While two rival housing advocacy groups came to an unexpected agreement on the rezoning last year, differences over housing policy remain an animating factor for candidates and voters in town government.

One bright spot for Brookline progressives was the election of Kimberley Richardson, who won a seat on the Brookline Housing Authority Board of Commissioners in her second try for the position.
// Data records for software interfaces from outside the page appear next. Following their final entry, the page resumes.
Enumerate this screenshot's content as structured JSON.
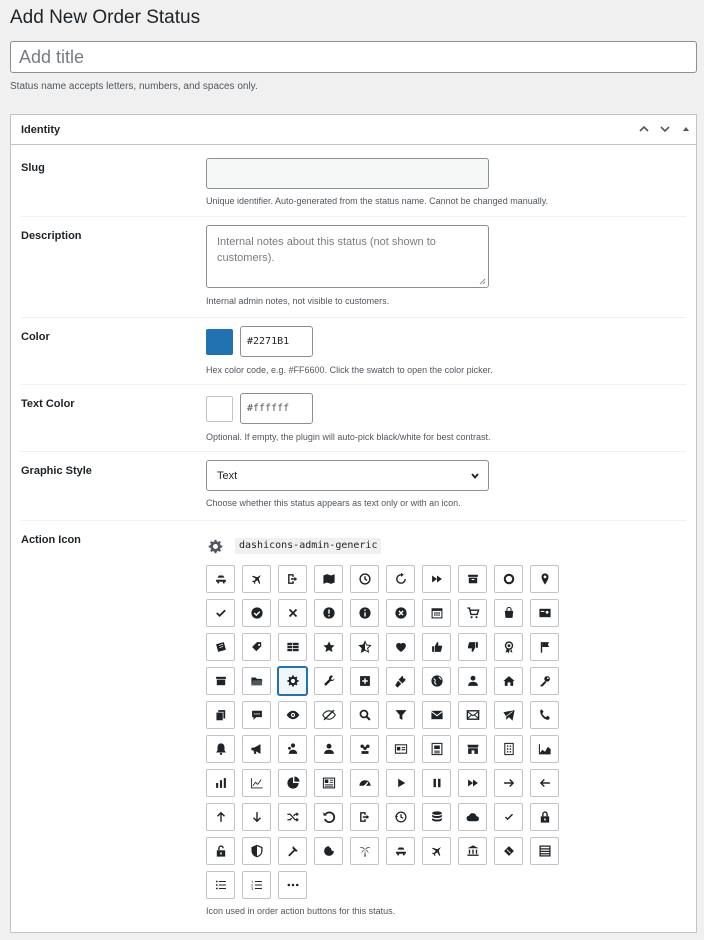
{
  "page": {
    "title": "Add New Order Status"
  },
  "title_field": {
    "placeholder": "Add title",
    "hint": "Status name accepts letters, numbers, and spaces only."
  },
  "identity_box": {
    "title": "Identity",
    "slug": {
      "label": "Slug",
      "value": "",
      "hint": "Unique identifier. Auto-generated from the status name. Cannot be changed manually."
    },
    "description": {
      "label": "Description",
      "placeholder": "Internal notes about this status (not shown to customers).",
      "hint": "Internal admin notes, not visible to customers."
    },
    "color": {
      "label": "Color",
      "swatch": "#2271b1",
      "value": "#2271B1",
      "hint": "Hex color code, e.g. #FF6600. Click the swatch to open the color picker."
    },
    "text_color": {
      "label": "Text Color",
      "swatch": "#ffffff",
      "value": "#ffffff",
      "hint": "Optional. If empty, the plugin will auto-pick black/white for best contrast."
    },
    "graphic_style": {
      "label": "Graphic Style",
      "selected": "Text",
      "hint": "Choose whether this status appears as text only or with an icon."
    },
    "action_icon": {
      "label": "Action Icon",
      "selected_icon": "dashicons-admin-generic",
      "selected_icon_name": "gear-icon",
      "hint": "Icon used in order action buttons for this status.",
      "icons": [
        "car-icon",
        "airplane-icon",
        "exit-icon",
        "map-icon",
        "clock-icon",
        "update-icon",
        "fast-forward-icon",
        "archive-icon",
        "circle-icon",
        "location-pin-icon",
        "checkmark-icon",
        "check-circle-icon",
        "close-icon",
        "warning-icon",
        "info-icon",
        "dismiss-circle-icon",
        "calendar-icon",
        "cart-icon",
        "store-bag-icon",
        "id-card-icon",
        "coupon-icon",
        "tag-icon",
        "list-table-icon",
        "star-filled-icon",
        "star-half-icon",
        "heart-icon",
        "thumbs-up-icon",
        "thumbs-down-icon",
        "award-icon",
        "flag-icon",
        "archive-box-icon",
        "folder-open-icon",
        "gear-icon",
        "wrench-icon",
        "plus-box-icon",
        "plugin-icon",
        "globe-icon",
        "user-icon",
        "home-icon",
        "key-icon",
        "copy-icon",
        "chat-bubble-icon",
        "eye-icon",
        "eye-hidden-icon",
        "search-icon",
        "filter-icon",
        "email-icon",
        "email-alt-icon",
        "email-send-icon",
        "phone-icon",
        "bell-icon",
        "megaphone-icon",
        "user-group-icon",
        "person-icon",
        "groups-icon",
        "id-icon",
        "address-card-icon",
        "store-icon",
        "building-icon",
        "area-chart-icon",
        "bar-chart-icon",
        "line-chart-icon",
        "pie-chart-icon",
        "newspaper-icon",
        "dashboard-icon",
        "play-icon",
        "pause-icon",
        "forward-icon",
        "arrow-right-icon",
        "arrow-left-icon",
        "arrow-up-icon",
        "arrow-down-icon",
        "shuffle-icon",
        "undo-icon",
        "logout-icon",
        "backup-icon",
        "database-icon",
        "cloud-icon",
        "check-small-icon",
        "lock-icon",
        "unlock-icon",
        "shield-icon",
        "hammer-icon",
        "food-icon",
        "palm-tree-icon",
        "car-alt-icon",
        "airplane-alt-icon",
        "bank-icon",
        "ticket-icon",
        "list-rows-icon",
        "list-unordered-icon",
        "list-ordered-icon",
        "ellipsis-icon"
      ]
    }
  }
}
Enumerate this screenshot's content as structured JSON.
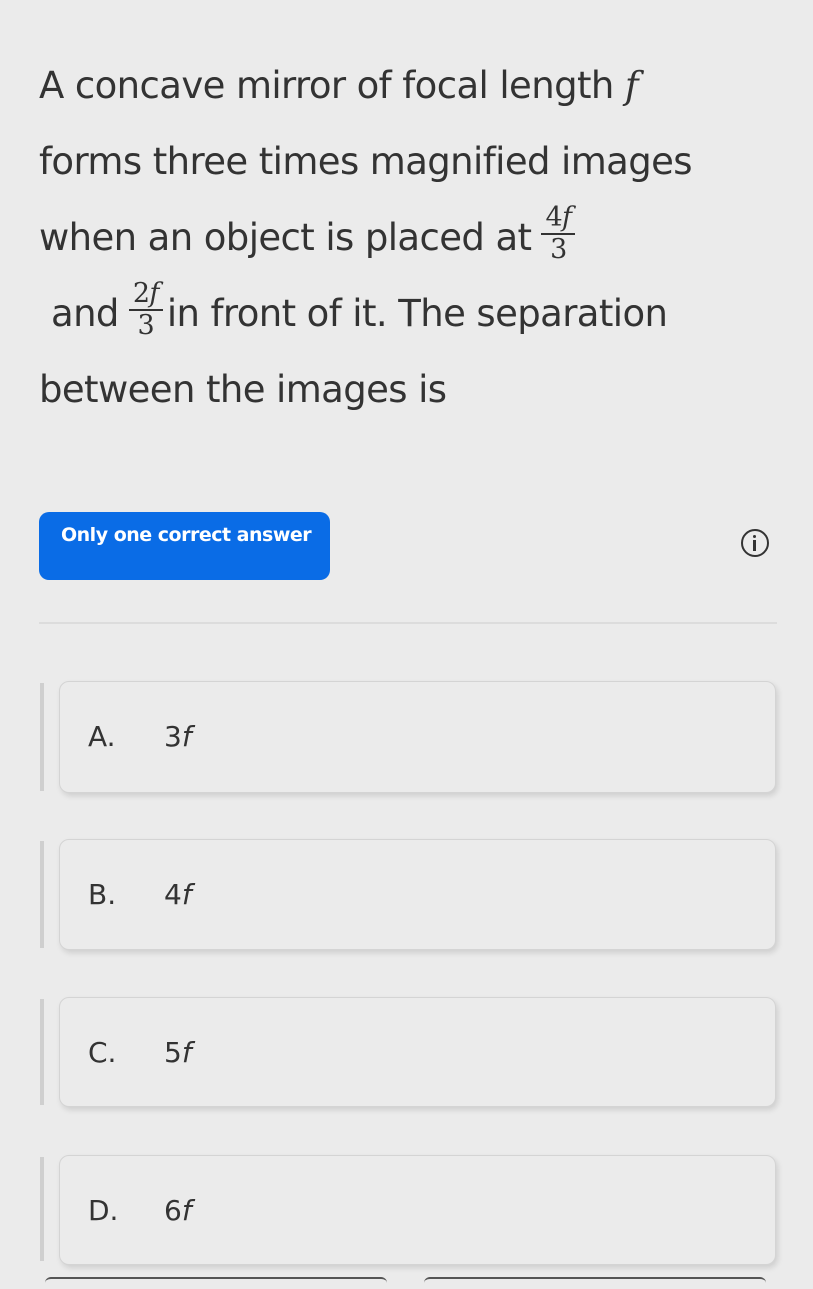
{
  "question": {
    "line1": "A concave mirror of focal length ",
    "line1_var": "f",
    "line2": "forms three times magnified images",
    "line3": "when an object is placed at",
    "frac1_num": "4",
    "frac1_var": "f",
    "frac1_den": "3",
    "line4_pre": "and",
    "frac2_num": "2",
    "frac2_var": "f",
    "frac2_den": "3",
    "line4_post": "in front of it. The separation",
    "line5": "between the images is"
  },
  "answer_type_badge": "Only one correct answer",
  "info_icon": "info-circle-icon",
  "options": [
    {
      "letter": "A.",
      "coef": "3",
      "var": "f"
    },
    {
      "letter": "B.",
      "coef": "4",
      "var": "f"
    },
    {
      "letter": "C.",
      "coef": "5",
      "var": "f"
    },
    {
      "letter": "D.",
      "coef": "6",
      "var": "f"
    }
  ],
  "colors": {
    "accent": "#0a6ce6",
    "background": "#ebebeb",
    "text": "#333333"
  }
}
She narrowly lost her bid last year to incumbent Sue Cohen, a lawyer who specializes in public housing.

Richardson, a resident of Brookline public housing and a Town Meeting member involved with several local organizations, ran on a combination of her lived experience and ability to navigate Brookline’s political structures.

Town Meeting results

In Town Meeting, the town’s legislative body where around 90 seats were up for election on Tuesday, campaigning is often more personal as candidates can win their precinct with just a few hundred total votes.

“At the Town Meeting level, you have to be really careful about extrapolating too much. The details of each race are different,” said State Rep. Tommy Vitolo, a longtime Town Meeting member. “The local details really shape the outcome in ways that demonstrate that the act of campaigning matters.”

However, in Town Meeting contests, as in the town-wide races, the power of incumbency often prevailed.

In contested races, 89% of incumbents won re-election, while just 46% of non-incumbent candidates were successful, according to data compiled by several Town Meeting members and reviewed for accuracy by Brookline.News.

“Based on the research I’ve seen, the biggest determining factor in whether someone decides to vote for a candidate is whether they’ve voted for that candidate before,” said Lebovitz, a Town Meeting member in Precinct 8, the only precinct he won in his unsuccessful bid for Select Board.

Brookline by Design, which advocates for a robust planning process and opposes haphazard growth and development, saw 75% of its 69 endorsed candidates win.

Brookline for Everyone, which advocates for more multifamily housing, saw 70% of its 63 endorsed candidates win.

The Brookline Equity Coalition, which supports candidates who the group says will support “material, systemic change for racial, social, environmental, and economic justice in Brookline” saw 67.5% of its 40 endorsed candidates win seats.

Brookline PAX, formed in the 1960s as an anti-war advocacy organization, which in recent years has supported more moderate candidates for office, endorsed 80 candidates, and 86% of them won.

A low turnout year

Overall turnout in Tuesday’s election was 9,845, down from last year’s town election, which saw more than 12,500 votes cast.

The major difference was the inclusion last year of controversial ballot questions on raising taxes to rebuild the Pierce School and to help fund schools and town government.

“Voters show up when the outcome that affects them is right there in front of them in the ballot,” said Vitolo. “Elections with tax questions are always going to poll higher. Elections where the quality of my neighborhood school is on the ballot are always going to poll higher.”